** Opening STORED DATA block **

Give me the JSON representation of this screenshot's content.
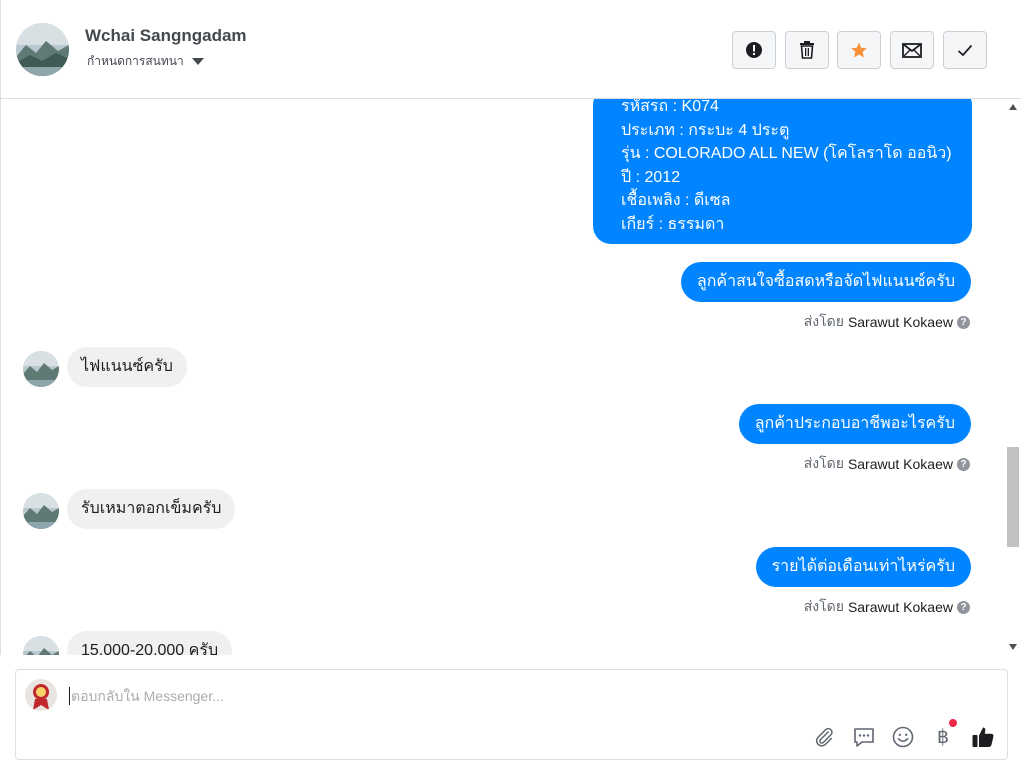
{
  "header": {
    "name": "Wchai Sangngadam",
    "subtitle": "กำหนดการสนทนา",
    "buttons": [
      "exclamation-icon",
      "trash-icon",
      "star-icon",
      "envelope-icon",
      "check-icon"
    ],
    "star_color": "#f7923b"
  },
  "card": {
    "lines": [
      "รหัสรถ : K074",
      "ประเภท : กระบะ 4 ประตู",
      "รุ่น : COLORADO ALL NEW (โคโลราโด ออนิว)",
      "ปี : 2012",
      "เชื้อเพลิง : ดีเซล",
      "เกียร์ : ธรรมดา"
    ]
  },
  "messages": [
    {
      "dir": "out",
      "text": "ลูกค้าสนใจซื้อสดหรือจัดไฟแนนซ์ครับ",
      "sent_by_label": "ส่งโดย",
      "sent_by_name": "Sarawut Kokaew"
    },
    {
      "dir": "in",
      "text": "ไฟแนนซ์ครับ"
    },
    {
      "dir": "out",
      "text": "ลูกค้าประกอบอาชีพอะไรครับ",
      "sent_by_label": "ส่งโดย",
      "sent_by_name": "Sarawut Kokaew"
    },
    {
      "dir": "in",
      "text": "รับเหมาตอกเข็มครับ"
    },
    {
      "dir": "out",
      "text": "รายได้ต่อเดือนเท่าไหร่ครับ",
      "sent_by_label": "ส่งโดย",
      "sent_by_name": "Sarawut Kokaew"
    },
    {
      "dir": "in",
      "text": "15,000-20,000 ครับ"
    }
  ],
  "composer": {
    "placeholder": "ตอบกลับใน Messenger...",
    "tools": [
      "paperclip-icon",
      "chat-bubble-icon",
      "smiley-icon",
      "baht-icon",
      "thumbs-up-icon"
    ],
    "baht_glyph": "฿"
  },
  "colors": {
    "accent": "#0084ff",
    "incoming_bubble": "#f1f0f0",
    "notification_dot": "#f02849"
  }
}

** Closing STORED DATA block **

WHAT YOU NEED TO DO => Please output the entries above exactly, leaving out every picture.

YOUR RESPONSE =>
Give me the JSON representation of this screenshot's content.
{
  "header": {
    "name": "Wchai Sangngadam",
    "subtitle": "กำหนดการสนทนา",
    "buttons": [
      "exclamation-icon",
      "trash-icon",
      "star-icon",
      "envelope-icon",
      "check-icon"
    ],
    "star_color": "#f7923b"
  },
  "card": {
    "lines": [
      "รหัสรถ : K074",
      "ประเภท : กระบะ 4 ประตู",
      "รุ่น : COLORADO ALL NEW (โคโลราโด ออนิว)",
      "ปี : 2012",
      "เชื้อเพลิง : ดีเซล",
      "เกียร์ : ธรรมดา"
    ]
  },
  "messages": [
    {
      "dir": "out",
      "text": "ลูกค้าสนใจซื้อสดหรือจัดไฟแนนซ์ครับ",
      "sent_by_label": "ส่งโดย",
      "sent_by_name": "Sarawut Kokaew"
    },
    {
      "dir": "in",
      "text": "ไฟแนนซ์ครับ"
    },
    {
      "dir": "out",
      "text": "ลูกค้าประกอบอาชีพอะไรครับ",
      "sent_by_label": "ส่งโดย",
      "sent_by_name": "Sarawut Kokaew"
    },
    {
      "dir": "in",
      "text": "รับเหมาตอกเข็มครับ"
    },
    {
      "dir": "out",
      "text": "รายได้ต่อเดือนเท่าไหร่ครับ",
      "sent_by_label": "ส่งโดย",
      "sent_by_name": "Sarawut Kokaew"
    },
    {
      "dir": "in",
      "text": "15,000-20,000 ครับ"
    }
  ],
  "composer": {
    "placeholder": "ตอบกลับใน Messenger...",
    "tools": [
      "paperclip-icon",
      "chat-bubble-icon",
      "smiley-icon",
      "baht-icon",
      "thumbs-up-icon"
    ],
    "baht_glyph": "฿"
  },
  "colors": {
    "accent": "#0084ff",
    "incoming_bubble": "#f1f0f0",
    "notification_dot": "#f02849"
  }
}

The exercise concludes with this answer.